Laminate is a popular floor covering that mimics natural materials like stone and wood. Laminate flooring is just as strong and scratch resistant as vinyl and much more resilient than the wood and stone it mimics. Like every floor covering, laminate has its pros and cons. So, let's talk about some things to consider when buying laminate flooring.
Pros: Laminate designs are printed in high definition, allowing it to capture a stone or wood look almost perfectly. Laminate comes in many different plank sizes and often costs less than real wood or tile. It’s resistant to wear and won’t fade from direct sunlight or any kind of artificial light. Due to its durability, most laminate has a warranty of 15 to 30 years. Installation is easy with a locking system that is nail and glue-free. It can be floated over any non-textile sub floor or existing floor, even concrete. Laminate is a breeze to clean, and in general just requires regular sweeping and dry mopping. For a deeper clean, we recommend a cleaning solution like Bona Hard Surface Cleaner that won’t leave a filmy residue.
Cons: Even with its foam underlay, laminate is hard under foot. It also doesn’t insulate a room like carpet or cork flooring would. If damaged, laminate can’t be sanded or refinished like the hardwood it mimics. The damaged planks have to be replaced. Laminate is not as moisture resistant as other floor coverings. Wet spills should be cleaned up immediately so your floor isn’t damaged, unless you purchase a laminate like Mannington's line that's available with SpillShield technology. This product is moisture resistant up to 72 hours.
Think about the specific needs and lifestyle in your home when considering laminate. If the pros outweigh the cons, laminate might be just right for your home.
LVT and WPC flooring categories are rising steadily in popularity. Both types of flooring offer wood and tile looks but with entirely different compositions and advantages. We'll take a good look at both and hopefully help you decide which is right for you.
LVT stands for luxury vinyl tile, also know as luxury vinyl plank (LVP) and luxury vinyl flooring (LVF). LVT is a vinyl based flooring that mimics the look of stone and wood. Let's take a closer look and see why LVT might be the right floor covering for you.
LVT consists of five layers. First is a finish that protects from light scratching and shoe scuffs. Second is a clear film that protects against rips and tears. Third is the design layer--this is your stone or wood print. Fourth is the core, which gives it structure. And finally, the fifth layer is the backing.
LVT captures the realistic look of wood and stone designs with the use of photographic technology. The design options don't stop at color though. LVT also comes in a variety of shapes and sizes. Square pieces range from 12x12 to 24x24, and rectangle piece come in 12x24. You can even get LVT in hexagonal shapes!

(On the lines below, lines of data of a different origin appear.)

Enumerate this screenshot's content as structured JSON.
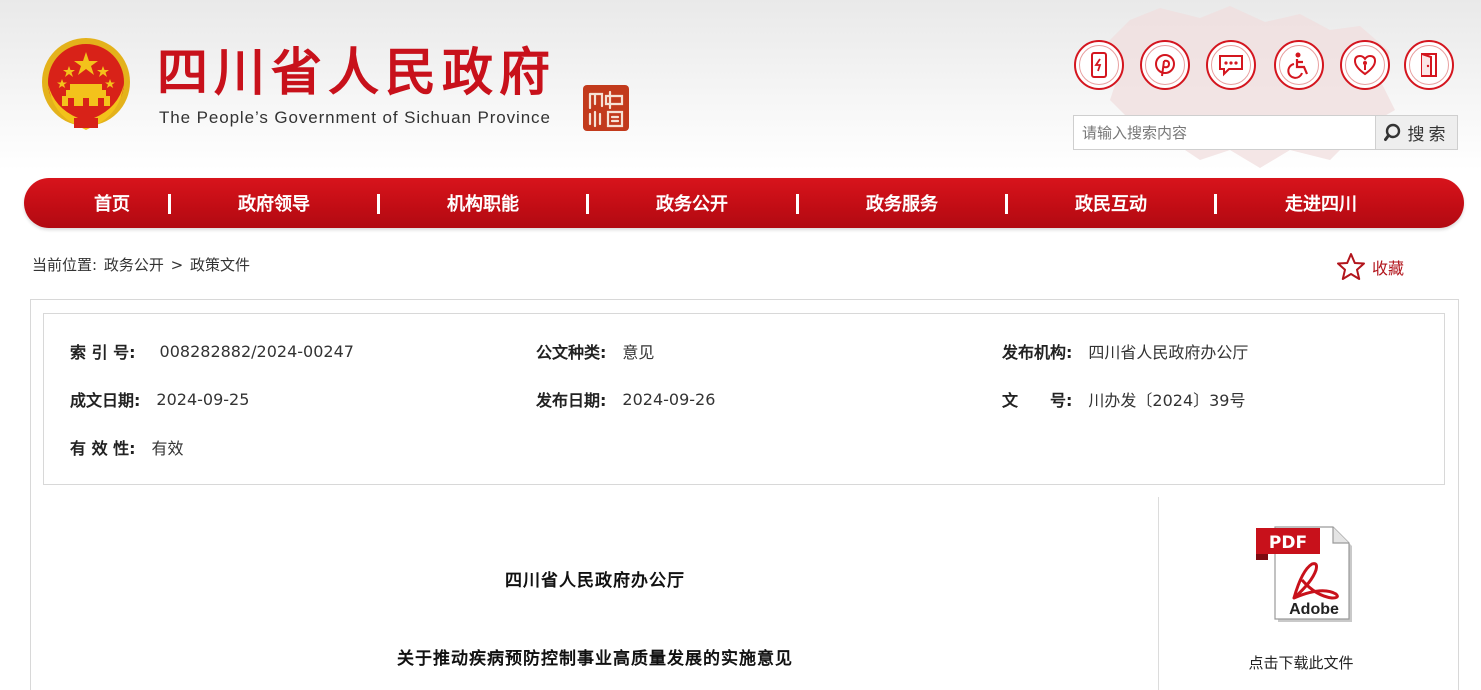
{
  "header": {
    "title_cn": "四川省人民政府",
    "title_en": "The People’s Government of Sichuan Province",
    "seal_text": "中國四川",
    "tool_icons": [
      "mobile-icon",
      "pinterest-icon",
      "chat-icon",
      "accessibility-icon",
      "elderly-care-icon",
      "exit-icon"
    ],
    "search": {
      "placeholder": "请输入搜索内容",
      "button_label": "搜索"
    }
  },
  "nav": {
    "items": [
      {
        "label": "首页"
      },
      {
        "label": "政府领导"
      },
      {
        "label": "机构职能"
      },
      {
        "label": "政务公开"
      },
      {
        "label": "政务服务"
      },
      {
        "label": "政民互动"
      },
      {
        "label": "走进四川"
      }
    ]
  },
  "breadcrumb": {
    "prefix": "当前位置:",
    "items": [
      "政务公开",
      "政策文件"
    ],
    "separator": ">"
  },
  "favorite": {
    "label": "收藏"
  },
  "meta": {
    "index_label": "索 引 号:",
    "index_value": "008282882/2024-00247",
    "type_label": "公文种类:",
    "type_value": "意见",
    "issuer_label": "发布机构:",
    "issuer_value": "四川省人民政府办公厅",
    "written_label": "成文日期:",
    "written_value": "2024-09-25",
    "published_label": "发布日期:",
    "published_value": "2024-09-26",
    "docno_label": "文　　号:",
    "docno_value": "川办发〔2024〕39号",
    "validity_label": "有 效 性:",
    "validity_value": "有效"
  },
  "document": {
    "org": "四川省人民政府办公厅",
    "title": "关于推动疾病预防控制事业高质量发展的实施意见"
  },
  "download": {
    "badge": "PDF",
    "brand": "Adobe",
    "label": "点击下载此文件"
  },
  "colors": {
    "brand_red": "#c8111b",
    "nav_red": "#c30d15",
    "gold": "#f3c21b"
  }
}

Besides its design advantages, LVT has many practical angles. Unlike the stone and wood that it mimics, LVT is very water resistant. In fact, it is pretty much impervious to wet spills. While stone is susceptible to cracks if something heavy is dropped on it or if not installed correctly, LVT is very durable, giving it the stone look without fear of it cracking. Tile is beautiful, but many don’t like its cold feel—something that LVT does not have. LVT is very easy to clean: damp mopping is the recommended cleaning procedure for LVT. Because it is very durable, it is not uncommon to see 20 to 25-year warranties on LVT.
WPC (wood plastic/polymer composite) shares many similarities with LVT, but at the same time, they do have some differences. Let's take a look at why you might consider WPC for your floor covering.
There are many different versions of WPC. While the “W” in WPC stands for wood, the majority of WPC-type products entering the market today don’t contain wood. These kinds of WPC are often called enhanced vinyl plank, engineered luxury vinyl, and water proof vinyl. We’re going to focus on the features of these types of WPC.
WPC is like LVT in that it is vinyl based and mimics stone and wood. The core is made of plastic/polymer, which is the same material PVC pipes are of made. When this kind of core is used in WPC, it is totally water proof. WPC can be installed in places with high exposure to moisture, such as bathrooms and basements. WPC’s core is rigid, thus hiding imperfections in the subfloor. The rigid core also allows for longer and wider planks. Like LVT, WPC is very easy to clean and has a lengthy warranty.
If you would like the look of wood or stone but with added durability and protection, LVT and WPC are both excellent flooring choices for your home.